The British Supreme Court ruled Thursday in favor of Mylan and its Dutch partner Synthon, and canceled all Teva’s Copaxone for 40 mg in the country based on obviousness.
A statement by Mylan believes that the victory in court is yet another milestone for the company to bring high quality generic versions to the MS community around the world.
Will you offer us a hand? Every gift, regardless of size, fuels our future.
Your critical contribution enables us to maintain our independence from shareholders or wealthy owners, allowing us to keep up reporting without bias. It means we can continue to make Jewish Business News available to everyone.
You can support us for as little as $1 via PayPal at firstname.lastname@example.org.
“This victory is yet another important milestone for Mylan, and this U.K. court decision only further increases Mylan’s confidence in its ability to bring high quality, lower-cost generic versions of Copaxone to the multiple sclerosis community and patients around the world,” Mylan stated.
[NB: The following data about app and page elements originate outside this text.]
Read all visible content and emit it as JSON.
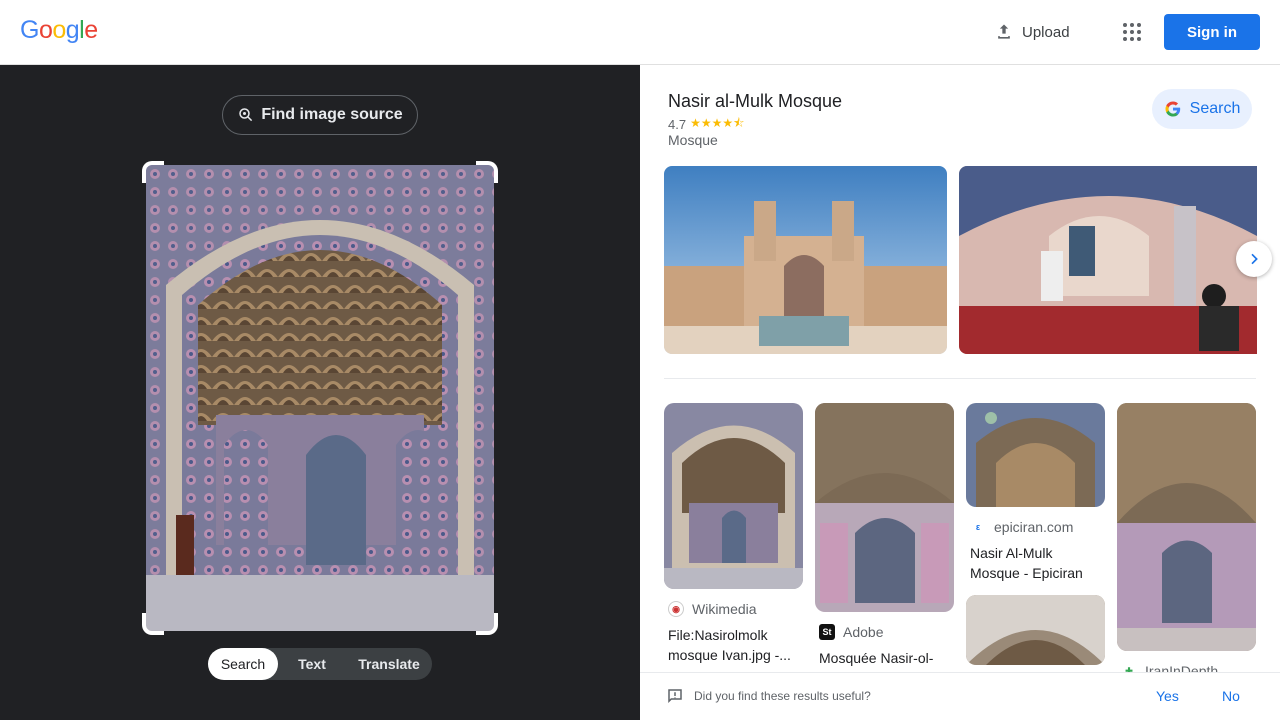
{
  "header": {
    "logo_letters": [
      "G",
      "o",
      "o",
      "g",
      "l",
      "e"
    ],
    "upload_label": "Upload",
    "signin_label": "Sign in"
  },
  "lens": {
    "find_source_label": "Find image source",
    "modes": [
      "Search",
      "Text",
      "Translate"
    ],
    "active_mode": "Search"
  },
  "knowledge_panel": {
    "title": "Nasir al-Mulk Mosque",
    "rating": "4.7",
    "rating_value": 4.7,
    "type": "Mosque",
    "search_label": "Search"
  },
  "results": [
    {
      "source": "Wikimedia",
      "title": "File:Nasirolmolk mosque Ivan.jpg -..."
    },
    {
      "source": "Adobe",
      "title": "Mosquée Nasir-ol-"
    },
    {
      "source": "epiciran.com",
      "title": "Nasir Al-Mulk Mosque - Epiciran"
    },
    {
      "source": "IranInDepth",
      "title": ""
    }
  ],
  "feedback": {
    "question": "Did you find these results useful?",
    "yes": "Yes",
    "no": "No"
  },
  "colors": {
    "accent": "#1a73e8",
    "dark_bg": "#202124",
    "star": "#fbbc04"
  }
}
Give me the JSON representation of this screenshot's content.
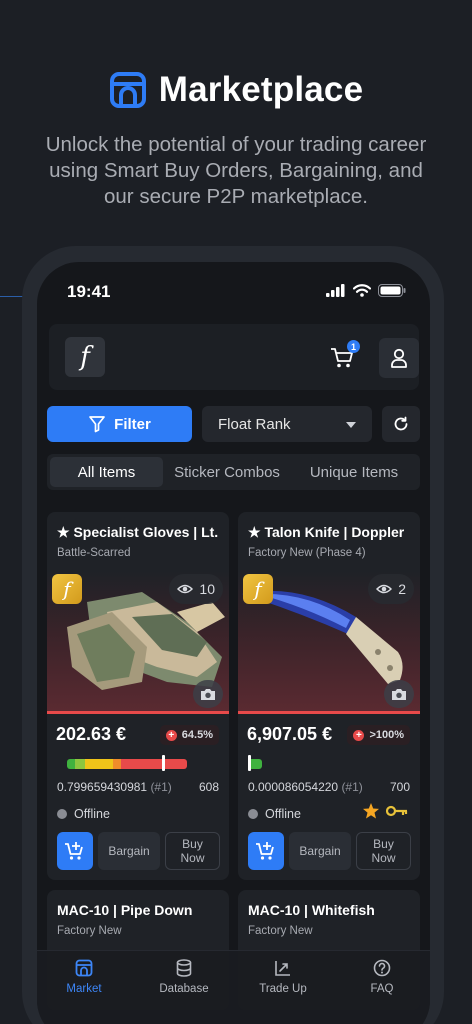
{
  "hero": {
    "title": "Marketplace",
    "subtitle_line1": "Unlock the potential of your trading career",
    "subtitle_line2": "using Smart Buy Orders, Bargaining, and",
    "subtitle_line3": "our secure P2P marketplace."
  },
  "status_bar": {
    "time": "19:41"
  },
  "app_bar": {
    "brand_glyph": "f",
    "cart_badge": "1"
  },
  "toolbar": {
    "filter_label": "Filter",
    "sort_value": "Float Rank"
  },
  "tabs": [
    {
      "label": "All Items",
      "active": true
    },
    {
      "label": "Sticker Combos",
      "active": false
    },
    {
      "label": "Unique Items",
      "active": false
    }
  ],
  "listings": [
    {
      "name": "★ Specialist Gloves | Lt. ...",
      "wear": "Battle-Scarred",
      "views": "10",
      "price": "202.63 €",
      "percent": "64.5%",
      "float_value": "0.799659430981",
      "float_rank": "(#1)",
      "float_number": "608",
      "float_position": 0.7997,
      "seller_status": "Offline",
      "bargain_label": "Bargain",
      "buy_now_line1": "Buy",
      "buy_now_line2": "Now"
    },
    {
      "name": "★ Talon Knife | Doppler",
      "wear": "Factory New (Phase 4)",
      "views": "2",
      "price": "6,907.05 €",
      "percent": ">100%",
      "float_value": "0.000086054220",
      "float_rank": "(#1)",
      "float_number": "700",
      "float_position": 0.0001,
      "seller_status": "Offline",
      "bargain_label": "Bargain",
      "buy_now_line1": "Buy",
      "buy_now_line2": "Now"
    }
  ],
  "more_listings": [
    {
      "name": "MAC-10 | Pipe Down",
      "wear": "Factory New"
    },
    {
      "name": "MAC-10 | Whitefish",
      "wear": "Factory New"
    }
  ],
  "nav": [
    {
      "label": "Market",
      "icon": "market-icon",
      "active": true
    },
    {
      "label": "Database",
      "icon": "database-icon",
      "active": false
    },
    {
      "label": "Trade Up",
      "icon": "trade-up-icon",
      "active": false
    },
    {
      "label": "FAQ",
      "icon": "faq-icon",
      "active": false
    }
  ],
  "colors": {
    "accent": "#2e7cf6",
    "background": "#1c1f25",
    "price_bar_red": "#e84a4a",
    "float_green": "#3fb23f",
    "star": "#f5a623",
    "key": "#e8c23a"
  }
}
Over the past eight years, Mylan has managed to overcome four patents litigation protecting Teva’s flagship drug in the U.S. eight Citizen Petitions, injunction proceedings in India, more than 15 regulatory challenges, patent litigations or commercial actions across Europe, and now the litigation in the U.K., in addition to obtaining dismissal of Teva’s suit against the FDA seeking to delay approval of the 20 mg/mL product.
Teva will publish its financial statements for the third quarter on November 2, when analysts predict revenues of $5.63 billion, with a profit of $1.05 per share.